Paper in Focus

Perception in chess

Resources

Detecting Cheating in Chess with Ken Regan

Becky Hansis-O'Neill

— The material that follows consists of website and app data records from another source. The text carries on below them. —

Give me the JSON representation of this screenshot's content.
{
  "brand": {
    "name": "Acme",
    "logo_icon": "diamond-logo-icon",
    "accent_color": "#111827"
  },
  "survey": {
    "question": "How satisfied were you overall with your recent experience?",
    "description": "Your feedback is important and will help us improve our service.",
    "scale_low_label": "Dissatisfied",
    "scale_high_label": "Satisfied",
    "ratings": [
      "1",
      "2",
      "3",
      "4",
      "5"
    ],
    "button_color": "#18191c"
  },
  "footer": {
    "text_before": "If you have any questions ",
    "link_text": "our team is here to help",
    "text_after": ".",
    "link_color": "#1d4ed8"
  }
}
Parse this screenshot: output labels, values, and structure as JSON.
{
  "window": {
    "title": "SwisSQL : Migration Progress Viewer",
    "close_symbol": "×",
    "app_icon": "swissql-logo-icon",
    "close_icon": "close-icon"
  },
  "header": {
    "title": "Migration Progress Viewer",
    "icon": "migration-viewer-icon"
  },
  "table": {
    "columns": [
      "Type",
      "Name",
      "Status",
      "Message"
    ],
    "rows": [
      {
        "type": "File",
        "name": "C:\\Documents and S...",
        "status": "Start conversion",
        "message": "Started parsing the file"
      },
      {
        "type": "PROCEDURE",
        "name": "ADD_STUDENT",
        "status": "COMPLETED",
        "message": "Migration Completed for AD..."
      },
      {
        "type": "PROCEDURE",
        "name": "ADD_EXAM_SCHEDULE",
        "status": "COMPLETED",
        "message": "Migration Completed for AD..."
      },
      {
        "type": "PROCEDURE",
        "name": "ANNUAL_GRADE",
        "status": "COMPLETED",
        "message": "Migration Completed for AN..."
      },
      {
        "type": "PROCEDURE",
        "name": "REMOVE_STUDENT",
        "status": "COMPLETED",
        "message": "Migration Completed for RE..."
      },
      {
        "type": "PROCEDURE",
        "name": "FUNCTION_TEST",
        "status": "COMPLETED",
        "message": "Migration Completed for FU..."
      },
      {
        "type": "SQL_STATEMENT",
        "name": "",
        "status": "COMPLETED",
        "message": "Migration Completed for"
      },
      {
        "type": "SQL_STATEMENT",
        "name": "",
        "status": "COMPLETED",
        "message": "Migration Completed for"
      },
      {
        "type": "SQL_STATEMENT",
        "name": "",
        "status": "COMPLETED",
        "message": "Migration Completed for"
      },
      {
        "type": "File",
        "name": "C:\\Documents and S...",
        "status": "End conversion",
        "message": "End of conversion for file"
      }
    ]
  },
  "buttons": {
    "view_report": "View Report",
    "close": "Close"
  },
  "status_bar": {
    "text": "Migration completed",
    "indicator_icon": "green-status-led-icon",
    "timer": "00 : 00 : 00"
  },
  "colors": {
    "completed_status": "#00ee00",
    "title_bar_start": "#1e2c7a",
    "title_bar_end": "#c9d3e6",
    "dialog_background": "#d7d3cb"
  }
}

Becky is a PhD student in the biology department at University of Missouri - St. Louis (UMSL). She received her BS in Psychology and MS in Biological Sciences from Idaho State University (ISU). She has conducted research on topics such as behavioral pharmacology, developmental neurobiology, pollinator ecology, parasite-host interactions, population ecology, and stable isotope analysis. During her time at ISU, Becky discovered a passion for science communication while teaching undergraduate labs in general biology, ecology, and human anatomy and physiology. After her MS, she worked as the Education Specialist for the Idaho Museum of Natural History (IMNH), managing educational programs and designing and implementing digital interactive components for public exhibits. Because of this, Becky moved on to work at an exhibit design firm, Ideum. She led full exhibit design-build projects that integrated interactive multimedia, custom software development, and both print and digital content creation while managing the Creative Services department. Currently, she is a doctoral candidate at UMSL studying learning and behavior in tarantulas and bumblebees. Becky hopes to continue her career as a researcher when she is finished. In her spare-time she enjoys nature photography, dog training, gardening, and creating digital art.